TASK REQUIREMENTS
Each entry below should be printed exactly as given.

-*-

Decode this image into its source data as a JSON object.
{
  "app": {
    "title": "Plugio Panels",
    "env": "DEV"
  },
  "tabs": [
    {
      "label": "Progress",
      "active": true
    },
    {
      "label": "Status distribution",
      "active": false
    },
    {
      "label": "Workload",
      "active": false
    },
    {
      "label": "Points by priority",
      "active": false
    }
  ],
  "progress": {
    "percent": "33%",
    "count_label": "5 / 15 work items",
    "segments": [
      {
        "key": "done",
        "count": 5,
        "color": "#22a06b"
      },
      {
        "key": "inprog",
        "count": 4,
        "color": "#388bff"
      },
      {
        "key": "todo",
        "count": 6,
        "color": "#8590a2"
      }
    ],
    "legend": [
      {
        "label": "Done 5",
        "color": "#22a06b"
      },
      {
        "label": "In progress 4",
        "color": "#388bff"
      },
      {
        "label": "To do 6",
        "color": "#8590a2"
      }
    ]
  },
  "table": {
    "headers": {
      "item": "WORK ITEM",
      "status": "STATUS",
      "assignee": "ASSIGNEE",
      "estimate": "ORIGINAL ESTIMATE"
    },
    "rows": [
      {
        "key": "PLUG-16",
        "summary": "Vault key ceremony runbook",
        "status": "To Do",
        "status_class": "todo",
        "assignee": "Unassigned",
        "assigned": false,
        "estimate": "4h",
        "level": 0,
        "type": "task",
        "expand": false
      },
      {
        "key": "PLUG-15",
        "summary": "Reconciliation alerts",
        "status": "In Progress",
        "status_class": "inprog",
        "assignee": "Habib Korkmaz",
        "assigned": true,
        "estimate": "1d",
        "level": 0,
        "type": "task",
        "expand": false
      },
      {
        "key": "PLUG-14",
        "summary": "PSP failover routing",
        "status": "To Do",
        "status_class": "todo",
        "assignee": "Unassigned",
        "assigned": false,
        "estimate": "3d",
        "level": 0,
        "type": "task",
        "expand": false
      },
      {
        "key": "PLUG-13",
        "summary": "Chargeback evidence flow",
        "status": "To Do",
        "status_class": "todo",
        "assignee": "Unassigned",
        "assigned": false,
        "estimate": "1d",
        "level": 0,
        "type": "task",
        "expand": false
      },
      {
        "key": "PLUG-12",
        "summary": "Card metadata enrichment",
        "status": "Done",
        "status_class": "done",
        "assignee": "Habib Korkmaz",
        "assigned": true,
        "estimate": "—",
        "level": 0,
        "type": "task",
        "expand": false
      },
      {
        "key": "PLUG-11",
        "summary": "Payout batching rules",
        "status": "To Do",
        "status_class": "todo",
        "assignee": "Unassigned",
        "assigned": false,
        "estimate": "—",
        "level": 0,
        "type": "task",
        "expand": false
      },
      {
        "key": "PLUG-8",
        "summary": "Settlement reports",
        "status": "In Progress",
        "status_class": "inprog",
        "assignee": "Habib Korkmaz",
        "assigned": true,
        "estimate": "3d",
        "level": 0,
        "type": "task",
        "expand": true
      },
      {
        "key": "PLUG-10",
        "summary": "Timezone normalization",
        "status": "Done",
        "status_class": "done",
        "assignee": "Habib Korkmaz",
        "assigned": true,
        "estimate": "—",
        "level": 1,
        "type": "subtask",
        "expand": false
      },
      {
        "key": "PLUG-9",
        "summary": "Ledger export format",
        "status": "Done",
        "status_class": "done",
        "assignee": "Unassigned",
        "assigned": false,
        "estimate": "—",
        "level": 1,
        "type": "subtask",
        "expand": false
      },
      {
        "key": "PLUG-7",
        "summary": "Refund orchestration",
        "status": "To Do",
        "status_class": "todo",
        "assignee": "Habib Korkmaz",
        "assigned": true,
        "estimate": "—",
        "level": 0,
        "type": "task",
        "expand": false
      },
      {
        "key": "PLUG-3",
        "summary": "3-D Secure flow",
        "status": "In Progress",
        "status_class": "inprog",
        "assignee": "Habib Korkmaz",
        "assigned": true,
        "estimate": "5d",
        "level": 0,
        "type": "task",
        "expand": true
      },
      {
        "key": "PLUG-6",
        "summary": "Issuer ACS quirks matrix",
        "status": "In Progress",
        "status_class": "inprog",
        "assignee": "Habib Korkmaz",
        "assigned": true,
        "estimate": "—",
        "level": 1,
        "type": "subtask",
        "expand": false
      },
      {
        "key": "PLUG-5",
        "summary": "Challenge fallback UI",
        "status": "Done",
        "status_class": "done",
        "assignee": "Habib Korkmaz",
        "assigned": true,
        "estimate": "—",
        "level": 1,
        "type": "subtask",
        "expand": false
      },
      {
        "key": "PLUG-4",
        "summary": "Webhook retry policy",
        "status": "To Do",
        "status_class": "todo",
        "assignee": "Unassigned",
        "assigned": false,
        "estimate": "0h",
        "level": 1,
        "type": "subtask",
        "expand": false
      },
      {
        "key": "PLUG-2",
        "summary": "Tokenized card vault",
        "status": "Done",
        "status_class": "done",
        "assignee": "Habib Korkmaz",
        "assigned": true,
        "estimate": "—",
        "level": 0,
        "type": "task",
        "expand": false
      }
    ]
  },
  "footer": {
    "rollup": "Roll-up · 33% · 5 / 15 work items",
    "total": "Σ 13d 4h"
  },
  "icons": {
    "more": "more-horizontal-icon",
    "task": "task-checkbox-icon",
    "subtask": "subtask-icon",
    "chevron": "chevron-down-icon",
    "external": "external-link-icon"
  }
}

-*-

REPLY TO THE EXERCISE
Decode this image into its source data as a JSON object.
{
  "app": {
    "title": "Plugio Panels",
    "env": "DEV"
  },
  "tabs": [
    {
      "label": "Progress",
      "active": true
    },
    {
      "label": "Status distribution",
      "active": false
    },
    {
      "label": "Workload",
      "active": false
    },
    {
      "label": "Points by priority",
      "active": false
    }
  ],
  "progress": {
    "percent": "33%",
    "count_label": "5 / 15 work items",
    "segments": [
      {
        "key": "done",
        "count": 5,
        "color": "#22a06b"
      },
      {
        "key": "inprog",
        "count": 4,
        "color": "#388bff"
      },
      {
        "key": "todo",
        "count": 6,
        "color": "#8590a2"
      }
    ],
    "legend": [
      {
        "label": "Done 5",
        "color": "#22a06b"
      },
      {
        "label": "In progress 4",
        "color": "#388bff"
      },
      {
        "label": "To do 6",
        "color": "#8590a2"
      }
    ]
  },
  "table": {
    "headers": {
      "item": "WORK ITEM",
      "status": "STATUS",
      "assignee": "ASSIGNEE",
      "estimate": "ORIGINAL ESTIMATE"
    },
    "rows": [
      {
        "key": "PLUG-16",
        "summary": "Vault key ceremony runbook",
        "status": "To Do",
        "status_class": "todo",
        "assignee": "Unassigned",
        "assigned": false,
        "estimate": "4h",
        "level": 0,
        "type": "task",
        "expand": false
      },
      {
        "key": "PLUG-15",
        "summary": "Reconciliation alerts",
        "status": "In Progress",
        "status_class": "inprog",
        "assignee": "Habib Korkmaz",
        "assigned": true,
        "estimate": "1d",
        "level": 0,
        "type": "task",
        "expand": false
      },
      {
        "key": "PLUG-14",
        "summary": "PSP failover routing",
        "status": "To Do",
        "status_class": "todo",
        "assignee": "Unassigned",
        "assigned": false,
        "estimate": "3d",
        "level": 0,
        "type": "task",
        "expand": false
      },
      {
        "key": "PLUG-13",
        "summary": "Chargeback evidence flow",
        "status": "To Do",
        "status_class": "todo",
        "assignee": "Unassigned",
        "assigned": false,
        "estimate": "1d",
        "level": 0,
        "type": "task",
        "expand": false
      },
      {
        "key": "PLUG-12",
        "summary": "Card metadata enrichment",
        "status": "Done",
        "status_class": "done",
        "assignee": "Habib Korkmaz",
        "assigned": true,
        "estimate": "—",
        "level": 0,
        "type": "task",
        "expand": false
      },
      {
        "key": "PLUG-11",
        "summary": "Payout batching rules",
        "status": "To Do",
        "status_class": "todo",
        "assignee": "Unassigned",
        "assigned": false,
        "estimate": "—",
        "level": 0,
        "type": "task",
        "expand": false
      },
      {
        "key": "PLUG-8",
        "summary": "Settlement reports",
        "status": "In Progress",
        "status_class": "inprog",
        "assignee": "Habib Korkmaz",
        "assigned": true,
        "estimate": "3d",
        "level": 0,
        "type": "task",
        "expand": true
      },
      {
        "key": "PLUG-10",
        "summary": "Timezone normalization",
        "status": "Done",
        "status_class": "done",
        "assignee": "Habib Korkmaz",
        "assigned": true,
        "estimate": "—",
        "level": 1,
        "type": "subtask",
        "expand": false
      },
      {
        "key": "PLUG-9",
        "summary": "Ledger export format",
        "status": "Done",
        "status_class": "done",
        "assignee": "Unassigned",
        "assigned": false,
        "estimate": "—",
        "level": 1,
        "type": "subtask",
        "expand": false
      },
      {
        "key": "PLUG-7",
        "summary": "Refund orchestration",
        "status": "To Do",
        "status_class": "todo",
        "assignee": "Habib Korkmaz",
        "assigned": true,
        "estimate": "—",
        "level": 0,
        "type": "task",
        "expand": false
      },
      {
        "key": "PLUG-3",
        "summary": "3-D Secure flow",
        "status": "In Progress",
        "status_class": "inprog",
        "assignee": "Habib Korkmaz",
        "assigned": true,
        "estimate": "5d",
        "level": 0,
        "type": "task",
        "expand": true
      },
      {
        "key": "PLUG-6",
        "summary": "Issuer ACS quirks matrix",
        "status": "In Progress",
        "status_class": "inprog",
        "assignee": "Habib Korkmaz",
        "assigned": true,
        "estimate": "—",
        "level": 1,
        "type": "subtask",
        "expand": false
      },
      {
        "key": "PLUG-5",
        "summary": "Challenge fallback UI",
        "status": "Done",
        "status_class": "done",
        "assignee": "Habib Korkmaz",
        "assigned": true,
        "estimate": "—",
        "level": 1,
        "type": "subtask",
        "expand": false
      },
      {
        "key": "PLUG-4",
        "summary": "Webhook retry policy",
        "status": "To Do",
        "status_class": "todo",
        "assignee": "Unassigned",
        "assigned": false,
        "estimate": "0h",
        "level": 1,
        "type": "subtask",
        "expand": false
      },
      {
        "key": "PLUG-2",
        "summary": "Tokenized card vault",
        "status": "Done",
        "status_class": "done",
        "assignee": "Habib Korkmaz",
        "assigned": true,
        "estimate": "—",
        "level": 0,
        "type": "task",
        "expand": false
      }
    ]
  },
  "footer": {
    "rollup": "Roll-up · 33% · 5 / 15 work items",
    "total": "Σ 13d 4h"
  },
  "icons": {
    "more": "more-horizontal-icon",
    "task": "task-checkbox-icon",
    "subtask": "subtask-icon",
    "chevron": "chevron-down-icon",
    "external": "external-link-icon"
  }
}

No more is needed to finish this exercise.